The Demand for Birth Control: Trends and Regional Patterns

John B. Casterline, Ohio State University
Chenyao Zhang, The Ohio State University
Jason R. Thomas, The Ohio State University

The desire to avoid pregnancy -- “demand for birth control” [DBC] -- is an integral component of standard diagnostic measures of reproductive success, namely “unmet need for contraception” and “percent demand satisfied”. DBC is simply fertility preferences (desire to have another child soon, later, or not at all) and is NOT tantamount to a demand for contraception. This paper will provide a comprehensive portrait of trends in DBC over the course of fertility decline.
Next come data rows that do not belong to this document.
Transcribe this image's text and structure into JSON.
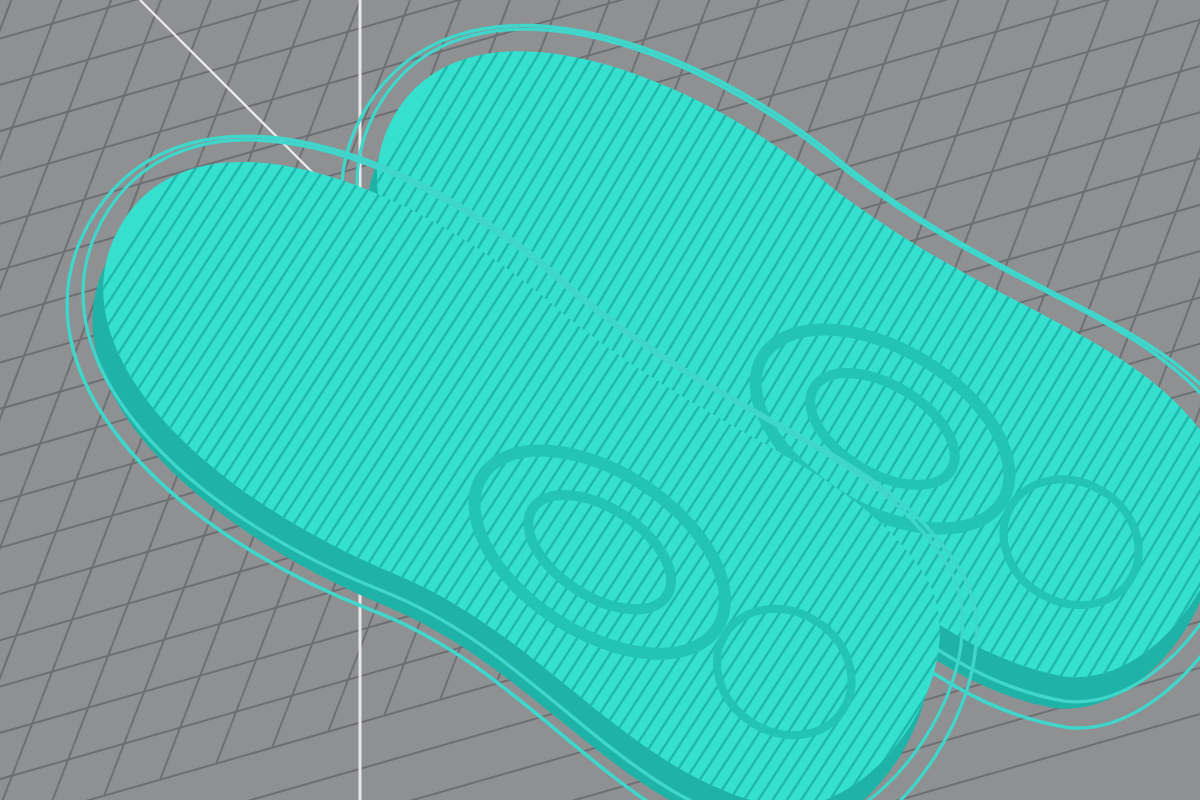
{
  "viewport": {
    "kind": "build-plate-3d"
  }
}
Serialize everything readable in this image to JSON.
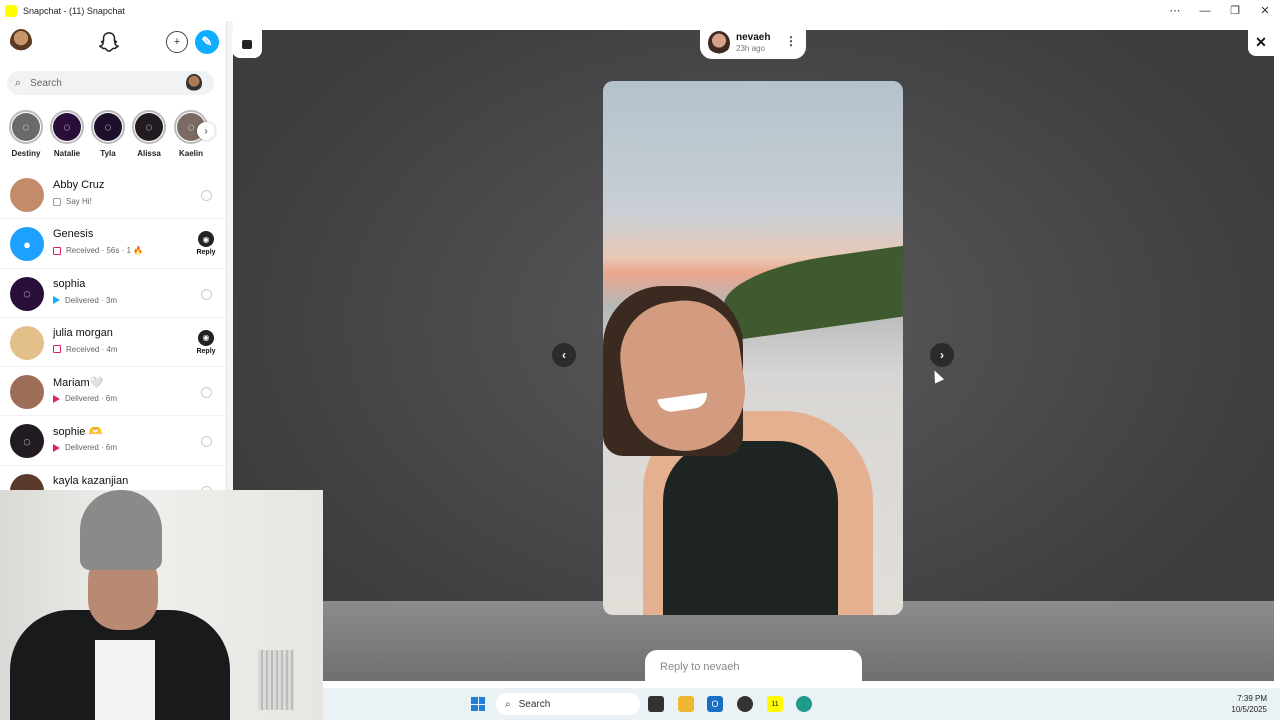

The contribution of the paper will be three-fold: (1) A rigorous examination of trends in the demand for birth control, filling a hole in the existing research literature; this will be regression analysis using survey data pooled across survey and country; (2) Formulation and application of a model for the demographic drivers of DBC; (3) Structured regional comparison, to test the proposition that fertility declines in SSA are different (namely, more substantial increase in DBC).
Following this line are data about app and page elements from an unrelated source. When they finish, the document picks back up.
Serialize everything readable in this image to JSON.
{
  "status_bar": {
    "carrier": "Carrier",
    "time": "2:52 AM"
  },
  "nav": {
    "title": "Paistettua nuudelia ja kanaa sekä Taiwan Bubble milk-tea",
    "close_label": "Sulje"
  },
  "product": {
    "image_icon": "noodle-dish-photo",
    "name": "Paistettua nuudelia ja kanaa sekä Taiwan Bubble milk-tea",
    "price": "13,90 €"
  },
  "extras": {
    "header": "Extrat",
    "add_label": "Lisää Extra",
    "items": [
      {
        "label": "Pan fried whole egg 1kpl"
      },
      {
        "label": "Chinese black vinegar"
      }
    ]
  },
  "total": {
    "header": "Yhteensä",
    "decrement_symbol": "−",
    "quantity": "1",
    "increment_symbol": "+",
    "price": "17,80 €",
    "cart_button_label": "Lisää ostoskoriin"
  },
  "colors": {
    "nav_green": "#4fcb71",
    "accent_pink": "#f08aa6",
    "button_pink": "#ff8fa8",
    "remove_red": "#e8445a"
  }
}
See paper.

  Presented in Session 60. Unmet Need and Demand for Family Planning- Measurement and Conceptual Issues